### Excerpted data
Segment Open

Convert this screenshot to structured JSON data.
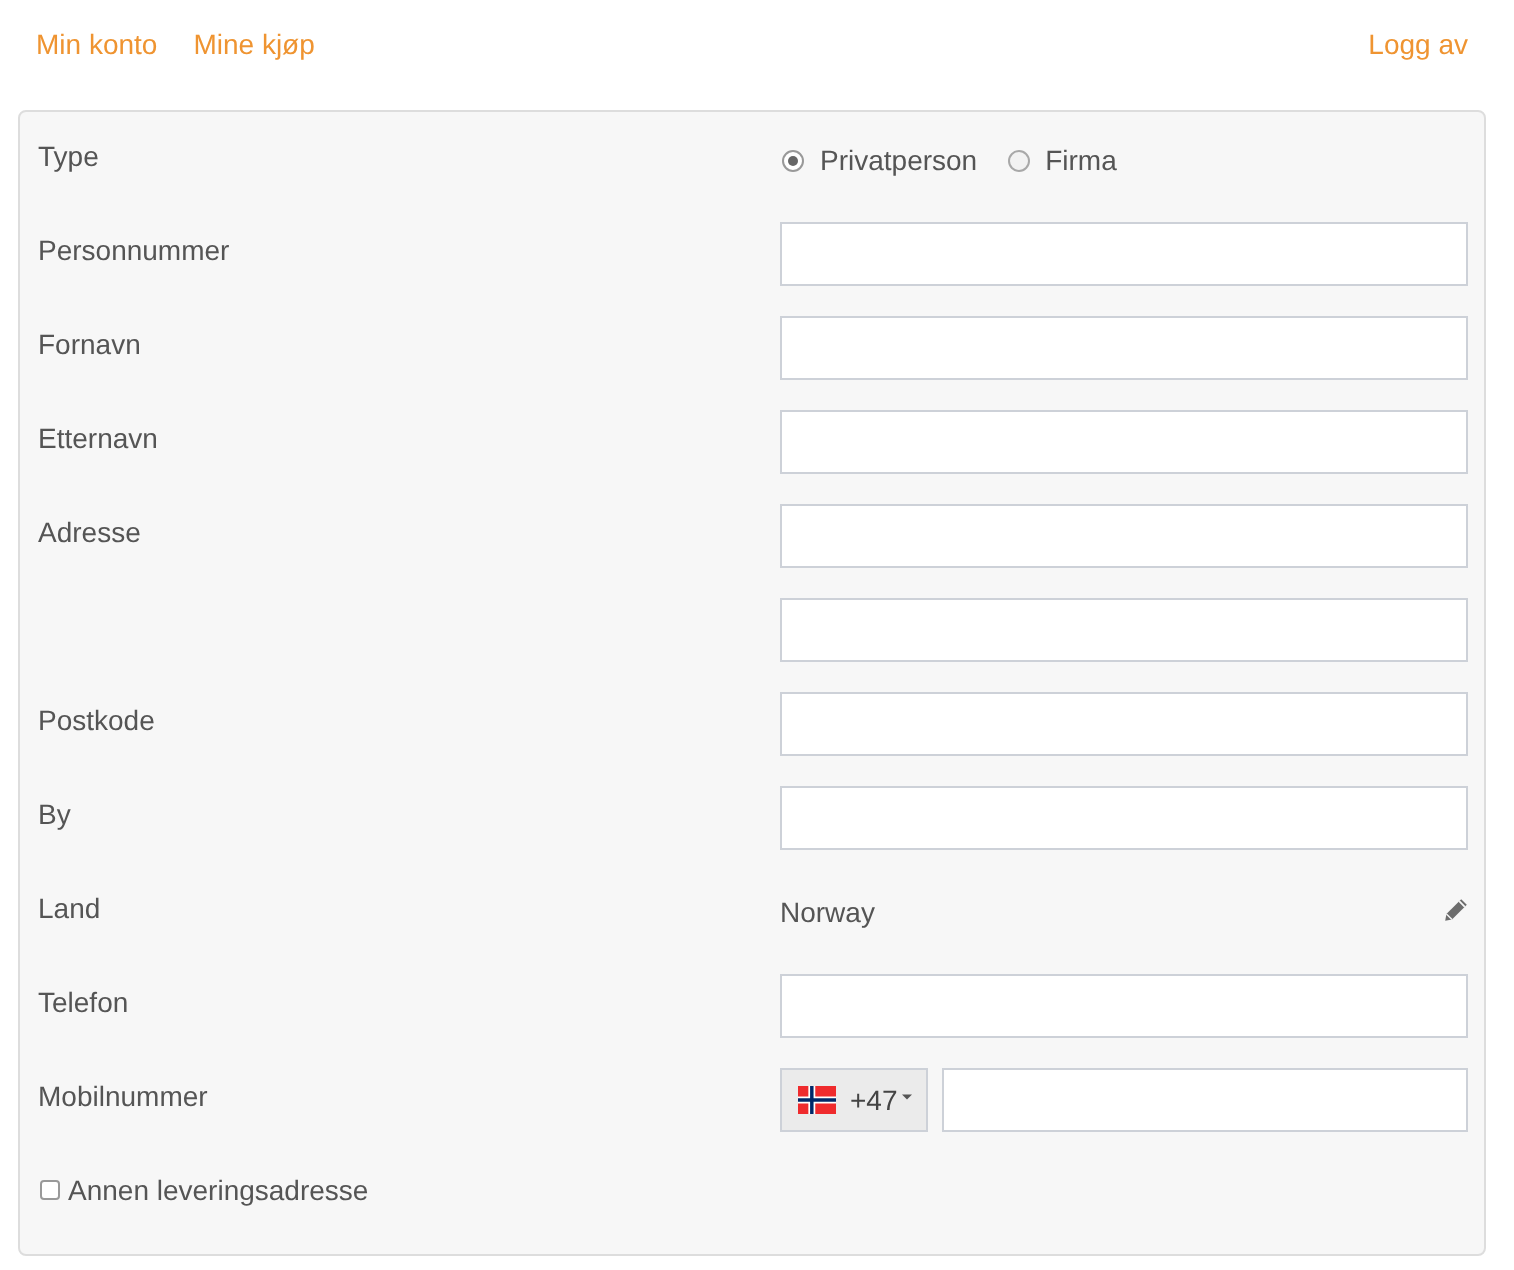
{
  "nav": {
    "left_links": [
      {
        "label": "Min konto"
      },
      {
        "label": "Mine kjøp"
      }
    ],
    "right_links": [
      {
        "label": "Logg av"
      }
    ]
  },
  "form": {
    "rows": [
      {
        "kind": "radio",
        "label": "Type",
        "options": [
          {
            "label": "Privatperson",
            "selected": true
          },
          {
            "label": "Firma",
            "selected": false
          }
        ]
      },
      {
        "kind": "input",
        "label": "Personnummer"
      },
      {
        "kind": "input",
        "label": "Fornavn"
      },
      {
        "kind": "input",
        "label": "Etternavn"
      },
      {
        "kind": "input",
        "label": "Adresse"
      },
      {
        "kind": "input"
      },
      {
        "kind": "input",
        "label": "Postkode"
      },
      {
        "kind": "input",
        "label": "By"
      },
      {
        "kind": "static",
        "label": "Land",
        "value": "Norway"
      },
      {
        "kind": "input",
        "label": "Telefon"
      },
      {
        "kind": "phone",
        "label": "Mobilnummer",
        "country_code": "+47"
      }
    ],
    "checkbox": {
      "label": "Annen leveringsadresse",
      "checked": false
    }
  }
}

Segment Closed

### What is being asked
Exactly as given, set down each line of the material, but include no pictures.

### Response to the task
Convert this screenshot to structured JSON data.
{
  "nav": {
    "left_links": [
      {
        "label": "Min konto"
      },
      {
        "label": "Mine kjøp"
      }
    ],
    "right_links": [
      {
        "label": "Logg av"
      }
    ]
  },
  "form": {
    "rows": [
      {
        "kind": "radio",
        "label": "Type",
        "options": [
          {
            "label": "Privatperson",
            "selected": true
          },
          {
            "label": "Firma",
            "selected": false
          }
        ]
      },
      {
        "kind": "input",
        "label": "Personnummer"
      },
      {
        "kind": "input",
        "label": "Fornavn"
      },
      {
        "kind": "input",
        "label": "Etternavn"
      },
      {
        "kind": "input",
        "label": "Adresse"
      },
      {
        "kind": "input"
      },
      {
        "kind": "input",
        "label": "Postkode"
      },
      {
        "kind": "input",
        "label": "By"
      },
      {
        "kind": "static",
        "label": "Land",
        "value": "Norway"
      },
      {
        "kind": "input",
        "label": "Telefon"
      },
      {
        "kind": "phone",
        "label": "Mobilnummer",
        "country_code": "+47"
      }
    ],
    "checkbox": {
      "label": "Annen leveringsadresse",
      "checked": false
    }
  }
}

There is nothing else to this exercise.